These are the talks that I have given in the past!

Continuous Benchmarking for Ocaml Projects

Regular CI systems are optimised for workloads that do not require stable performance over time. This makes them unsuitable for running performance benchmarks. In this talk we present an infrastructure that can be enabled on as an app on GitHub repositories with zero configuration and the challenges we faced!

Printing floating point numbers is surprisingly hard!!

Not many of us have wondered “how are floating-point numbers rendered as text strings?” and for good reason! This doesn’t seem like a hard problem to solve! But even in 2020, you don’t have guarantees in some languages that when you convert a string to float and vice versa you will get the same number! In this talk we will explore why printing floating point numbers is hard, arbitrary precision arithmetic, and the state-of-the-art dragon algorithms for printing floating point numbers!

So good they can’t ignore you!

You are good at your job, are polite and deadline oriented. Your long-term professional goals are well-defined, and you work toward them consistently. But working hard is sometimes not enough. People around you need to see and value your work. This talk will cover hard-work, visibility, the myth of meritocracy, and what we owe one another once we are successful.

ptrace: The Sherlock Holmes of syscalls!

Ever wondered what happens when you ask the debugger to set a breakpoint at line 5? Or how strace allows you to be a debugging wizard without using the debugger or the source?! In this talk, we’ll talk about ptrace, the linux syscall which gives the debugger, strace and many other tools their magical powers!

Syscalls for Rustaceans!

Even if you haven’t used Rust’s nix package, and have just written println!(“Hello, World!”), you have most certainly used syscalls. In this talk, you will learn what syscalls are, how they work, how you can track them using strace and how you can write your own syscall tracer (strace) in Rust!

Write your own container in Rust!

You might have seen a few cool looking charts in various presentations about Docker where you get a quick “Docker uses namespaces, cgroups, chroot, etc.” to create containers. But why does it take all these pieces to create a contaienr? Why is it not a simple syscall and it’s all done for me? In this talk, we will dispel the magic behind containers and write our own in Rust!

Replacing PID Allocation implementation with IDR API

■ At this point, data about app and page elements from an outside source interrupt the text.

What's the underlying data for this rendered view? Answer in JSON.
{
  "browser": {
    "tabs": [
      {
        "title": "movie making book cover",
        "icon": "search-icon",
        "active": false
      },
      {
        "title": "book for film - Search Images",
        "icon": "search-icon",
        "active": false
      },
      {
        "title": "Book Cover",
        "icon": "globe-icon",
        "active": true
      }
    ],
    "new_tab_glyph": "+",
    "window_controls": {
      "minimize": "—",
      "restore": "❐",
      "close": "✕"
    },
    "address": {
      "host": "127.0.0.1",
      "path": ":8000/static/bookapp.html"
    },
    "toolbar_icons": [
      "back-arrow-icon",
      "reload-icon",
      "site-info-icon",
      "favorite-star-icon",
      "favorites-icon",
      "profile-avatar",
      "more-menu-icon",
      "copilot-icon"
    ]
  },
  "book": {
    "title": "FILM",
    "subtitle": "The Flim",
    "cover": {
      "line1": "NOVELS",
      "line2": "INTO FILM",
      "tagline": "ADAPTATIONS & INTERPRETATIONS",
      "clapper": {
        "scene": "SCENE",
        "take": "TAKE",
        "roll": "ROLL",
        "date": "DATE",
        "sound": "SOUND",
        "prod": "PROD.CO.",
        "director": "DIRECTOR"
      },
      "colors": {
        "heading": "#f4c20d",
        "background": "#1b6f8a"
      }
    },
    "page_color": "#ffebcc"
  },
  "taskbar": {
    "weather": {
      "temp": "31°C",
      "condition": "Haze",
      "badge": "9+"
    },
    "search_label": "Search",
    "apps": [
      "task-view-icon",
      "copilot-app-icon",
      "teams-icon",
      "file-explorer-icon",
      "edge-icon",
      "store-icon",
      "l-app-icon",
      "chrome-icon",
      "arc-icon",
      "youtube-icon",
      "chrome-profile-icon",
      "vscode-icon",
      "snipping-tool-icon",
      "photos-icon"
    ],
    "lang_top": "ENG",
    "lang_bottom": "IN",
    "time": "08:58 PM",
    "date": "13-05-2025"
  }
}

The Process ID in the Linux Kernel is implemented using a bitmap. Using the IDR API to replace the implementation not only leads to more readable code, it also leads to lesser code and a speedup in PID allocation.